Rubidium Cavity laboratory
Our main goal is to perform cavity enhanced ultracold chemistry experiments with Rubidium (Rb) atoms to produce individual Rb2 molecules in precisely defined quantum states. The reaction will involve a photon which is trapped in the optical cavity.
- Each molecule will be trapped in a single site of an optical lattice
- Collisions between molecules are suppressed
- Detect reactions on single particle level
- Strong matter-light coupling
- Detect molecules non-destructively
- Study collective effects like superradiance
For these planned experiments, we are currently upgrading our experimental setup of our previous Rb-BEC machine. The new science chamber (see images below) will contain a a high-Q optical cavity, a channeltron and a high NA lens. A 3D optical lattice, consisting of three intersecting laser beams (L1, L2, L3) will hold the particles. The channeltron will detect single particles after they have been state-selectively ionizied. For a more detailed description of the whole system, please visit the Rubidium cavity experiment.
In our built up phase we can offer a number of smaller projects which suitable for bachelor and master projects. Possible projects are for example : a) the detection of ions with the channeltron b) Setting up the optical lattice c) Transporting atoms over a distance of a few mm with a movable optical lattice.
Published research highlights
Towards photoassociation processes of ultracold rubidium trimers
We theoretically investigate the prospects for photoassociation (PA) of Rb3 , in particular at close range. We provide an overview of accessible states and possible transitions. The major focus is placed on the calculation of equilibrium structures, the survey of spin-orbit effects, and the investigation of transition dipole moments. Furthermore we discuss Franck-Condon overlaps and special aspects of trimers including the (pseudo) Jahn-Teller effect and the resulting topology of adiabatic potential-energy surfaces. With this we identify concrete and suitable PA transitions to potentially produce long-lived trimer bound states. Calculations are performed using the multireference configuration-interaction method together with a large-core effective core potential and a core-polarization potential with a large uncontracted even-tempered basis set.

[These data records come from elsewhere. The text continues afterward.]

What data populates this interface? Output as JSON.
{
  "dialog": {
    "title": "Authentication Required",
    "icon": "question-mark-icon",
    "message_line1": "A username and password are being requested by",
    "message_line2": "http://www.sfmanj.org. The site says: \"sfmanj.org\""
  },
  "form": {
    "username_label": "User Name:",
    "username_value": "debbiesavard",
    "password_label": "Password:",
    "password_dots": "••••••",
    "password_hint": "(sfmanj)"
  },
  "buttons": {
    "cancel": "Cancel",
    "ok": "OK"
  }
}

Cavity-controlled formation of ultracold molecules
Ultracold ground-state molecules can be formed from ultracold atoms via photoassociation followed by a spontaneous emission process. Typically, the molecular products are distributed over a range of final states. Here, we propose to use an optical cavity with high cooperativity to selectively enhance the population of a pre-determined final state by controlling the spontaneous emission. During this process, a photon will be emitted into the cavity mode. Detection of this photon heralds a single reaction. We discuss the efficiency and the dynamics of cavity-assisted molecule formation in the frame of realistic parameters that can be achieved in current ultracold-atom setups. In particular, we consider the production of Rb2 molecules in the a3Σu triplet ground state. Moreover, when working with more than two atoms in the cavity, collective enhancement effects in chemistry should be observable.
Former research projects of the Rb lattice experiment
Axis alignment of molecules in an optical lattice
We have controlled the alignment of the molecular axis of nonpolar Rb2 molecules by preparing specific, precisely defined rotational quantum states. The moelcules were trapped in a 3D optical lattice and their alignment was probed by measuring the molecular polarizabilities for all three directions of space. For a measurement of the polarizability of triplet Rb2 molecules in their rovibrational ground state, see also: Deiß New. J. Phys. 17, 065019 (2015)
Collision experiments with ultracold Rb molecules
We have carried out controlled collisions of Rb2 molecules. These molecules were prepared in a 3D optical lattice with no more than a single molecule per lattice site. Afterwards one of the lattice beams was switched off such that molecules could collide within an array of quasi-1D potential tubes. We have measured the decay rates for specific molecular states. Interestingly we found similar decay rates for the triplet rovibrational ground state and rotationally or vibrationally excited states.
High precision spectroscopy
We have investigated the level structure of different electronic states of the Rb2 molecule, typically achieving a resolution of the vibrational, rotational, hyperfine, and magnetic quantum number degrees of freedom. For this we used different techniques such as photoassociation, photoexcitation and dark state spectroscopy.